NP: You perform the world famous Aranjuez Concerto by Joaquin Rodrigo. Why do you think guitarists and audiences love it so much? What makes it a treat for the senses? EJ: It has so much to offer! The piece has a full range of emotions, everything is there. The melody is very enjoyable, and you see the depth of virtuosity on the guitar - it’s a real spectacle for the audience, and the orchestration is fantastic! NP: What feelings and emotions do you experience when you play? What does playing the guitar give you? EJ: I am humbled by the opportunities the guitar has given me: it has taken me around the world, it has taught me discipline, it has made dreams come true for me. It brings me responsibility, it gives me happiness. NP: Do you enjoy ensemble playing? EJ: Truthfully, I have not played in many guitar ensembles. I used to play trumpet in a marching band and orchestra, and even played electric bass in some pop ensembles. NP: What other arts, besides music, do you enjoy? EJ: I like to cook! I enjoy working with new ingredients.
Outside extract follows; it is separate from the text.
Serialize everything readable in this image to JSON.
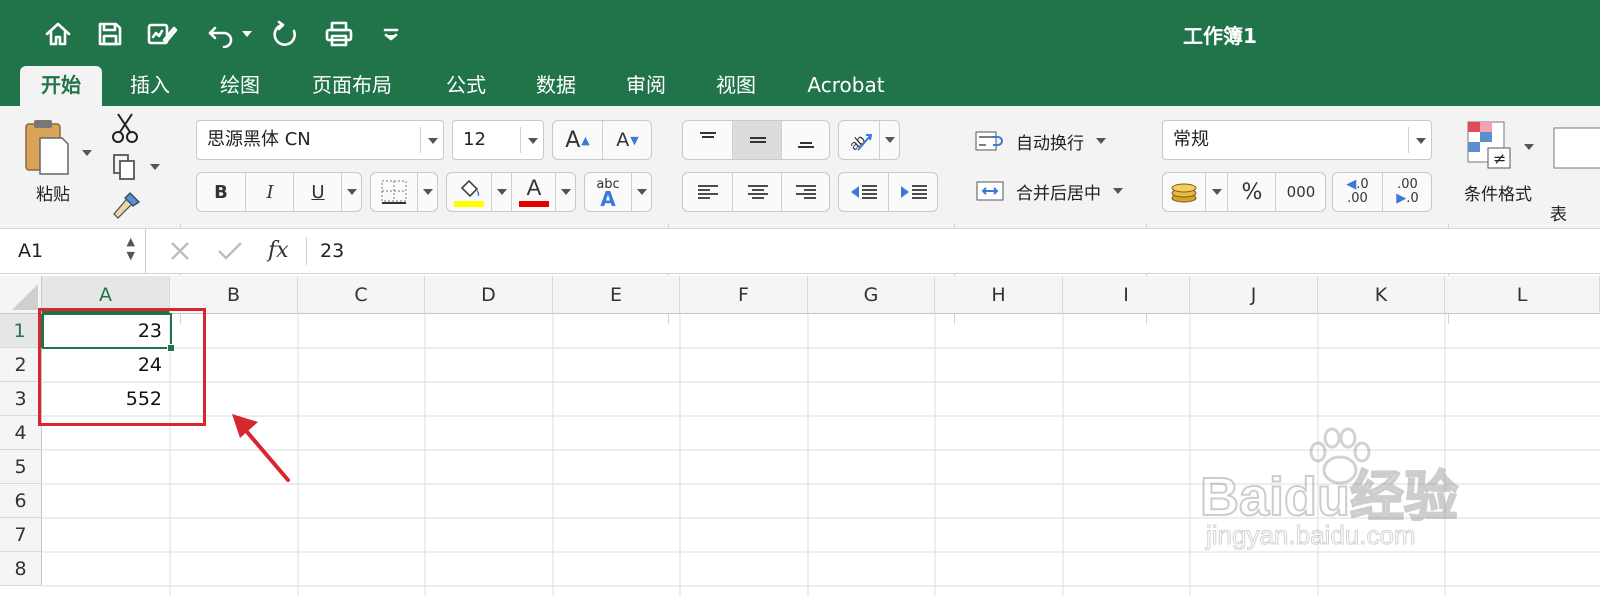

I see a parallel to my guitar playing there: I’m always looking to put interesting elements into my playing and cooking. NP: What is your message to the audience when you perform? EJ: My message is to make classical music approachable, to provide variety, something for everyone.